Warm weather is bringing out the first zinnias and cosmos. Every one in the Society garden was raised from seed, and if they are seeded in in mid-June, they are ready to bring new color and bloom starting in August, when so many perennials are finished.
Here is Zinnia “Profusion Bi-color, which I saw for the first time last fall in The Heritage Gardens on Cape Cod. It is a small plant that makes a good edger. Unfortunately a metallic gray beetle that is not Japanese has been chewing on it. Of course pesticides are out of the question, and any beetle seen is picked off and stepped on.
I do not care for petunias , but I cannot resist new versions of the old time ruffled double ones. They are as elegant as a 1950s evening gown.
Scaevola has been around for years, but I never planted it till this year, and I am impressed. Handsome, tough, and a good bedding plant.

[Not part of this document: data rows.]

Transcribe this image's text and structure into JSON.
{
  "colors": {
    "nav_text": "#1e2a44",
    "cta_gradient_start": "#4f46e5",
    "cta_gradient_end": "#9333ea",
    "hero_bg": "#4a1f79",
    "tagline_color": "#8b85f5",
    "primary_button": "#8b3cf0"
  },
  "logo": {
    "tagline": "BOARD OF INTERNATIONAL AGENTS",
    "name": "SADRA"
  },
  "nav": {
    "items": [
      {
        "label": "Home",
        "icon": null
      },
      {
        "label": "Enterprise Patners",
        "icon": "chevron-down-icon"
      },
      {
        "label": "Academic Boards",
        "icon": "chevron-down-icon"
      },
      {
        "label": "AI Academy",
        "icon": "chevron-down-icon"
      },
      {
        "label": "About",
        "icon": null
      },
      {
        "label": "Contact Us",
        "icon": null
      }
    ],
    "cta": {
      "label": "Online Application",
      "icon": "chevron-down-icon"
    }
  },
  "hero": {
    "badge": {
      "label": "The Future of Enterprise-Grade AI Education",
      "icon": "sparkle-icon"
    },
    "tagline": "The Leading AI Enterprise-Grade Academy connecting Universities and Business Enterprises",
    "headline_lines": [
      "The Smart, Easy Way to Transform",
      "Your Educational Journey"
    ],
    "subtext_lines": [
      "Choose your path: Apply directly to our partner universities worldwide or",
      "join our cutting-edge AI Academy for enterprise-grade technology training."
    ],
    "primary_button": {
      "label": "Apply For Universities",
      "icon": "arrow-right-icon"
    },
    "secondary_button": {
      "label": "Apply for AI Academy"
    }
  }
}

This April I planted the seeds of “Asian Garden” celosia under lights. I kept them warm , and when the weather was mild enough took them outside to the sun. For two months they sulked at two inches, and only in July when the right weather came, did they decide it was time to grow. I think most celosias are deformed and hideous, but in the south I grew Celosia “Pink Flamingo”, which grew as tall as I am. Here is a photo of it in a garden in Green Hills, a suburb of Nashville in October 2017.
And here is its smaller cousin, “Asian Garden”, which should grow to three feet.
In the South the spike celosias come back from seed. If they reseed here, with our cool Junes, I do not think they would germinate in time to bloom before frost.
In the next few days I expect that “Peach Butterflies”, a Karchesky canna hybridized in Pennsylvania , will be in bloom. I will post pictures immediately.